So being the fantastic, insightful mom I am, I replied with, “A black belt can’t be bought. It must be earned.”
Quickly, Zac was just as insightful, “I am going to earn it–well, I’m going to pretend I did.”
Isn’t that the American way? We want to pretend, or live as if, we have earned something. We want a fantastic marriage, but we don’t want to fight our way through it. We want kids who are well-adjusted and able to handle no matter what comes their way, but we don’t want to impose the boundaries. We want that deep faith in God, but shrug our shoulders at the thought of daily prayer and Bible reading.
All of us on some level want to pretend we’ve earned all the benefits of maturity. We shop at a Karate Depot, or Marriage Depot, or Parenting Depot, hoping to find something that will give us an outward badge of honor–to show the world our amazing-ness. We are willing to pay the $29.95 and even the inflated shipping fees if only it will give us the shortcut.
I wish I could purchase a black belt in writing, and in teenage dating issues, and in church planting, and in marriage. But even if I did, when it came down to the time to battle the enemy, I would lose.
I finished the conversation with my determined child forehead to forehead. I looked him in the eyes and said, “We can’t cheat our way through things. We have to work hard, train, do whatever it takes to get our black belt. Even if it takes 15 years to get it. And that’s not just with Kung Fu. We have to work hard to be whatever it is we dream about. We can’t buy our dreams on the internet.”
He flipped and kicked his way upstairs and came down with his Judo uniform and proudly tied his white belt. The kicking and flipping never stopped, but hopefully he learned–hopefully we have learned–that whatever it is we want to be best in, whatever we want to wear a black belt for, will take doing the hard work!
Happy Friday. You are loved!
It was a bad case of the Mondays. I spent the day in bed, not feeling well–trying to fight the guilt of not feeling well–trying to force myself to feel better.
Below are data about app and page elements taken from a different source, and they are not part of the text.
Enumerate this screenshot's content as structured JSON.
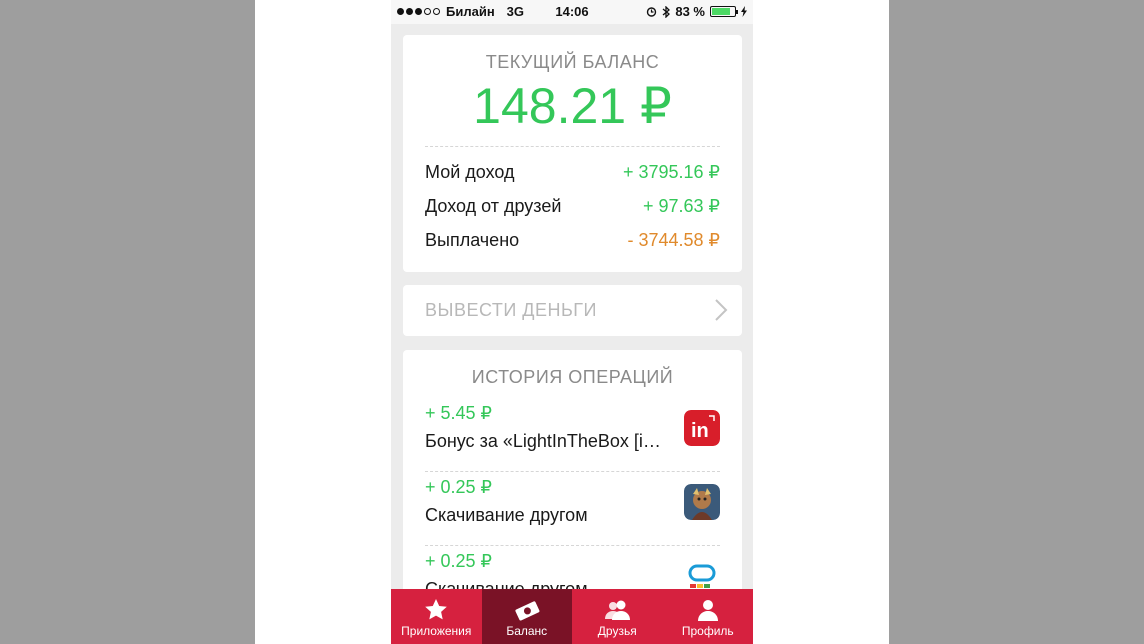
{
  "status_bar": {
    "carrier": "Билайн",
    "network": "3G",
    "time": "14:06",
    "battery": "83 %",
    "battery_level": 0.83
  },
  "balance": {
    "title": "ТЕКУЩИЙ БАЛАНС",
    "amount": "148.21 ₽",
    "rows": [
      {
        "label": "Мой доход",
        "value": "+ 3795.16 ₽",
        "color": "#34c759"
      },
      {
        "label": "Доход от друзей",
        "value": "+ 97.63 ₽",
        "color": "#34c759"
      },
      {
        "label": "Выплачено",
        "value": "- 3744.58 ₽",
        "color": "#e08a2c"
      }
    ]
  },
  "withdraw": {
    "label": "ВЫВЕСТИ ДЕНЬГИ"
  },
  "history": {
    "title": "ИСТОРИЯ ОПЕРАЦИЙ",
    "items": [
      {
        "amount": "+ 5.45 ₽",
        "desc": "Бонус за «LightInTheBox [i…",
        "icon": "lightinthebox-app-icon"
      },
      {
        "amount": "+ 0.25 ₽",
        "desc": "Скачивание другом",
        "icon": "game-app-icon"
      },
      {
        "amount": "+ 0.25 ₽",
        "desc": "Скачивание другом",
        "icon": "app-icon"
      }
    ]
  },
  "tabs": [
    {
      "label": "Приложения",
      "icon": "star-icon",
      "active": false
    },
    {
      "label": "Баланс",
      "icon": "money-icon",
      "active": true
    },
    {
      "label": "Друзья",
      "icon": "friends-icon",
      "active": false
    },
    {
      "label": "Профиль",
      "icon": "profile-icon",
      "active": false
    }
  ],
  "colors": {
    "accent": "#d6213f",
    "active_tab": "#7a1226",
    "income": "#34c759",
    "payout": "#e08a2c"
  }
}
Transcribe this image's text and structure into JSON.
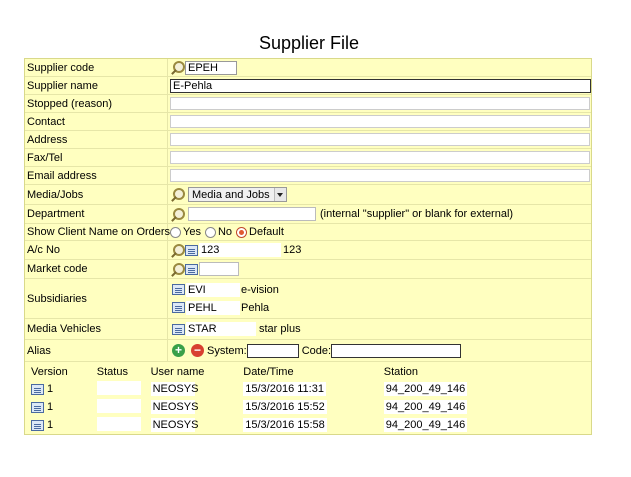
{
  "page": {
    "title": "Supplier File"
  },
  "fields": {
    "supplier_code": {
      "label": "Supplier code",
      "value": "EPEH"
    },
    "supplier_name": {
      "label": "Supplier name",
      "value": "E-Pehla"
    },
    "stopped": {
      "label": "Stopped (reason)",
      "value": ""
    },
    "contact": {
      "label": "Contact",
      "value": ""
    },
    "address": {
      "label": "Address",
      "value": ""
    },
    "fax_tel": {
      "label": "Fax/Tel",
      "value": ""
    },
    "email": {
      "label": "Email address",
      "value": ""
    },
    "media_jobs": {
      "label": "Media/Jobs",
      "value": "Media and Jobs"
    },
    "department": {
      "label": "Department",
      "value": "",
      "hint": "(internal \"supplier\" or blank for external)"
    },
    "show_client": {
      "label": "Show Client Name on Orders",
      "options": [
        "Yes",
        "No",
        "Default"
      ],
      "selected": "Default"
    },
    "ac_no": {
      "label": "A/c No",
      "value": "123",
      "display": "123"
    },
    "market_code": {
      "label": "Market code",
      "value": ""
    },
    "subsidiaries": {
      "label": "Subsidiaries",
      "items": [
        {
          "code": "EVI",
          "name": "e-vision"
        },
        {
          "code": "PEHL",
          "name": "Pehla"
        }
      ]
    },
    "media_vehicles": {
      "label": "Media Vehicles",
      "items": [
        {
          "code": "STAR",
          "name": "star plus"
        }
      ]
    },
    "alias": {
      "label": "Alias",
      "system_label": "System:",
      "system_value": "",
      "code_label": "Code:",
      "code_value": ""
    }
  },
  "versions": {
    "headers": [
      "Version",
      "Status",
      "User name",
      "Date/Time",
      "Station"
    ],
    "rows": [
      {
        "version": "1",
        "status": "",
        "user": "NEOSYS",
        "datetime": "15/3/2016 11:31",
        "station": "94_200_49_146"
      },
      {
        "version": "1",
        "status": "",
        "user": "NEOSYS",
        "datetime": "15/3/2016 15:52",
        "station": "94_200_49_146"
      },
      {
        "version": "1",
        "status": "",
        "user": "NEOSYS",
        "datetime": "15/3/2016 15:58",
        "station": "94_200_49_146"
      }
    ]
  },
  "icons": {
    "search": "magnifier-icon",
    "record": "record-card-icon",
    "add": "plus-icon",
    "remove": "minus-icon"
  },
  "colors": {
    "form_bg": "#ffffc0",
    "border": "#d9d98a"
  }
}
I even got up and showered, did my hair & make up, but soon after I grabbed all the kids from school, I went right back to bed, fully clothed. I lead a youth group about 20 minutes away on Mondays, so I found a little strength after a pleading prayer and headed out.
After a great night of hanging with amazing kids, I headed home to my own amazing kids… to find this greeting me:
Now what is disturbing to me is that I hate Nicolas Cage. I’m sure he’s a nice person blah blah blah, but as an actor, I think the world of film could do without him. When I see him, or worse hear his voice, I think of the slicked back creepy uncle who walks around with his hand his pocket jingling his “change”. I imagine him with a Marlboro in one hand a luke-warm half drank bottle of beer sitting in front of him while he invites his nieces and nephews who are passing through the kitchen to come and sit on his lap. He just…creeps. me. out.
Now I know there are people out there who think he’s wonderful, artistic, blah blah blah. But I think he’s a creeper. And now thanks to my two teenage children, who will remain unnamed
Alyssa and Cody I now have creeper status pics all over my house: My mirror where I sit to put my make up on, the microwave where I cook my food and the computer mouse where I sit typing. He’s freekin’ everywhere.
What I love about this rather disturbing prank is it came from my kids. Our lives get so bogged down–get your homework done, hurry up and eat we have football–don’t make too much noise dad has to work overtime tonight–go to bed—do…-go…-do…-go. Sometimes as families we forget to have fun. Fun and humor is such an important part of your family. If your family doesn’t feel like you can play together, there is a sense of safety that is missing–and it is vital.
We should be able to joke with one another, even pick on each other (within limits) and maybe even once in a while, post creepy pics of your most hated actor all over your house. Simply cause some laughter, connect, and show that you care–in a round about crazy sort of way, a way that shows your kids that you know them, and that even as an adult, you know how to have a little fun. With spring break approaching, now is the time to put down your agendas, and have some fun with your kids.
How have you created an atmosphere of fun in your family? Comment–let me know, I would love to hear from you!